▶ **Try it**: Your response should consist solely of the records, written out exactly.

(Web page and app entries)
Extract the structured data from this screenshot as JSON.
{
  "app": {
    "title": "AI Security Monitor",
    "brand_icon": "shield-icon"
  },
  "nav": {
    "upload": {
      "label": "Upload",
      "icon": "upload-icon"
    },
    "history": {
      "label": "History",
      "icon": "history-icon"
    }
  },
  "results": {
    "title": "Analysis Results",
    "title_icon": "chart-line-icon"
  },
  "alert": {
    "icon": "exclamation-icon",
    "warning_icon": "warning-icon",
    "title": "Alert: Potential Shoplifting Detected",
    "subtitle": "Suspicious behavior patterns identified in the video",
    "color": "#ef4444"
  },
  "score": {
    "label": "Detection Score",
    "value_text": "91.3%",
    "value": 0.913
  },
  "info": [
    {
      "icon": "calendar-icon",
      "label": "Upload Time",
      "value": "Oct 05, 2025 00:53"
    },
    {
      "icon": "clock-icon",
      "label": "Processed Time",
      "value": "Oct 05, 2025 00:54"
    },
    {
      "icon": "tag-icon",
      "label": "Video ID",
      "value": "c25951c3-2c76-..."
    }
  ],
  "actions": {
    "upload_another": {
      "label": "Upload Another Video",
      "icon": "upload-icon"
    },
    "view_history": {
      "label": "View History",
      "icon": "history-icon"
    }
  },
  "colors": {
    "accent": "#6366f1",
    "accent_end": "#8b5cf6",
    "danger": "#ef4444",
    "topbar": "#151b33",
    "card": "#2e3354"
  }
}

▶ **Output for this task**:
Extract the structured data from this screenshot as JSON.
{
  "app": {
    "title": "AI Security Monitor",
    "brand_icon": "shield-icon"
  },
  "nav": {
    "upload": {
      "label": "Upload",
      "icon": "upload-icon"
    },
    "history": {
      "label": "History",
      "icon": "history-icon"
    }
  },
  "results": {
    "title": "Analysis Results",
    "title_icon": "chart-line-icon"
  },
  "alert": {
    "icon": "exclamation-icon",
    "warning_icon": "warning-icon",
    "title": "Alert: Potential Shoplifting Detected",
    "subtitle": "Suspicious behavior patterns identified in the video",
    "color": "#ef4444"
  },
  "score": {
    "label": "Detection Score",
    "value_text": "91.3%",
    "value": 0.913
  },
  "info": [
    {
      "icon": "calendar-icon",
      "label": "Upload Time",
      "value": "Oct 05, 2025 00:53"
    },
    {
      "icon": "clock-icon",
      "label": "Processed Time",
      "value": "Oct 05, 2025 00:54"
    },
    {
      "icon": "tag-icon",
      "label": "Video ID",
      "value": "c25951c3-2c76-..."
    }
  ],
  "actions": {
    "upload_another": {
      "label": "Upload Another Video",
      "icon": "upload-icon"
    },
    "view_history": {
      "label": "View History",
      "icon": "history-icon"
    }
  },
  "colors": {
    "accent": "#6366f1",
    "accent_end": "#8b5cf6",
    "danger": "#ef4444",
    "topbar": "#151b33",
    "card": "#2e3354"
  }
}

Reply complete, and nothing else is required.